App and web page records
[Start of Attachment]

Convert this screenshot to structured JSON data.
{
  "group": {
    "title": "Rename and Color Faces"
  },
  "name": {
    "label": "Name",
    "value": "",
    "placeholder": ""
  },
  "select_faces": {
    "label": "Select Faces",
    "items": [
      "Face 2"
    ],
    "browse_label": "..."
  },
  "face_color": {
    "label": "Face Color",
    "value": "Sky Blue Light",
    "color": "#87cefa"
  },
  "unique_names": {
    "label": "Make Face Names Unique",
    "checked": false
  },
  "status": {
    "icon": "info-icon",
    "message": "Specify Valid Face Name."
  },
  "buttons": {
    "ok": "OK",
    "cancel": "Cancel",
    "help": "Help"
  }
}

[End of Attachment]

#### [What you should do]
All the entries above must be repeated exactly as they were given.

#### [Solution below]
Convert this screenshot to structured JSON data.
{
  "group": {
    "title": "Rename and Color Faces"
  },
  "name": {
    "label": "Name",
    "value": "",
    "placeholder": ""
  },
  "select_faces": {
    "label": "Select Faces",
    "items": [
      "Face 2"
    ],
    "browse_label": "..."
  },
  "face_color": {
    "label": "Face Color",
    "value": "Sky Blue Light",
    "color": "#87cefa"
  },
  "unique_names": {
    "label": "Make Face Names Unique",
    "checked": false
  },
  "status": {
    "icon": "info-icon",
    "message": "Specify Valid Face Name."
  },
  "buttons": {
    "ok": "OK",
    "cancel": "Cancel",
    "help": "Help"
  }
}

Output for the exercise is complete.